The Inspection Panel was created by the World Bank’s Board of Executive
Directors in 1993, shortly after the 1992 Earth Summit in Rio where 180
countries had affirmed the importance of sustainable development and the
role of strengthening citizen engagement and participation in development. The Inspection Panel is mandated to receive and investigate complaints sub mitted by people experiencing harm allegedly caused by Bank projects. As of September 2017, the Panel had received 120 Requests for Inspection. Of those, 90 had been registered and 34 investigated. This report focuses on the interconnected issues of consultation, participation and disclosure of information—issues that have arisen in 30 Panel investigations and 106 Requests for Inspection (about 90 percent of both), reflecting their centrality to Inspection Panel cases. This report is the fourth in a series of Panel publi cations drawing on the main lessons that have emerged from its caseload since the first Request for Inspection was received in 1994. The first report, published in April 2016, focused on cases related to involuntary resettlement, the second (October 2016) analyzed indigenous peoples’ issues, and the third (April 2017) was dedicated to cases involving environmental assessment. It is important to note that Panel cases tend to highlight challenging proj ects that caused harm and therefore are not reflective of the Bank’s entire portfolio. Nonetheless, these lessons are significant in their ability to provide opportunities for institutional learning and growth.

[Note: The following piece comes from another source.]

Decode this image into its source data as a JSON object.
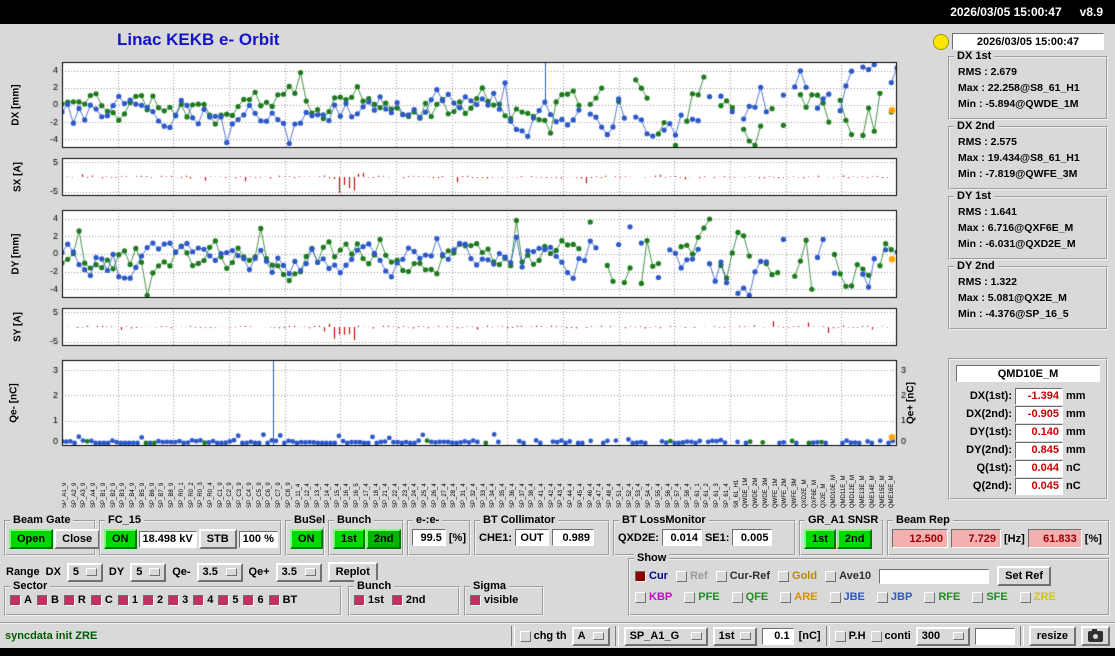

As this report will discuss, consultation, participation and information dis closure serve as tools to achieve objectives under separate World Bank policies.1 The Panel’s cases show that meaningful consultation processes are a key factor in successful development projects. The Panel’s experience demonstrates that consultations will likely be meaningful when they are conducted with the right stakeholders, in a timely fashion, in an appropriate language and cultur ally appropriate manner, and at an accessible location. Consultations need to be based on adequate, relevant and accurate information provided to appro priate stakeholders in an understandable form prior to consultations. It is also important to give special attention to project-affected persons (PAPs) as well
as disadvantaged or vulnerable groups, and to properly manage expectations.
The Bank’s operational policies (OPs) that apply to the projects described in
this report contain different consultation requirements and prescribe differ ent levels of engagement. Three of these policies directly address consultation,
participation and information disclosure: OP 4.01 on Environmental
Assessment; OP 4.10 on Indigenous Peoples; and OP 4.12 on Involuntary
Resettlement. Several other policies—such as OP 4.11 on Physical Cultural
Resources, OP 4.36 on Forests, OP 4.04 on Natural Habitats and OP 4.00 on
Piloting the Use of Borrower Systems—refer to the need for consultations. OP 8.60 on Development Policy Financing and OP 9.00 on Program for Results Financing also include consultation requirements. The Bank’s Policy on Access to Information refers to the need for transparency and knowledge sharing, and recognizes that engagement with a broad range of stakeholders enhances the quality of operations. The Strategic Framework for Engaging Citizen Feedback in Bank Operations seeks to include beneficiary feedback in Bank operations to empower citizens to participate in the development pro cess as a key to achieving better results. On August 4, 2016, the World Bank’s Board of Executive Directors approved a new Environmental and Social Framework (ESF), which includes the Environmental and Social Standard (ESS) 10 on Stakeholder Engagement and Information Disclosure. ESS 10 requires that information be disclosed in a timely manner, in an accessible place, and in a form and language under standable to project-affected and other interested parties. It also requires that the borrower engage with stakeholders through meaningful consultation in a manner proportionate to the risks to and impacts on affected communities. Several other standards, such as ESS 7 on Indigenous Peoples/Sub-Saharan African Historically Underserved Traditional Local Communities, include consultation requirements. According to ESS 7, the borrower must undertake a process of meaningful consultation tailored to Indigenous Peoples and needs to obtain Free, Prior and Informed Consent (FPIC)2 of the affected indigenous peoples when certain specific circumstances are present. ESS 5 on Land Acquisition, Restrictions on Land Use and Involuntary Resettlement includes specific requirements for community engagement in resettlement processes. Since the ESF will not take effect until 2018, the lessons included in this report are based on cases to which the existing policies applied. Still, the lessons identified from these policies should be useful for implementing future projects under the new framework.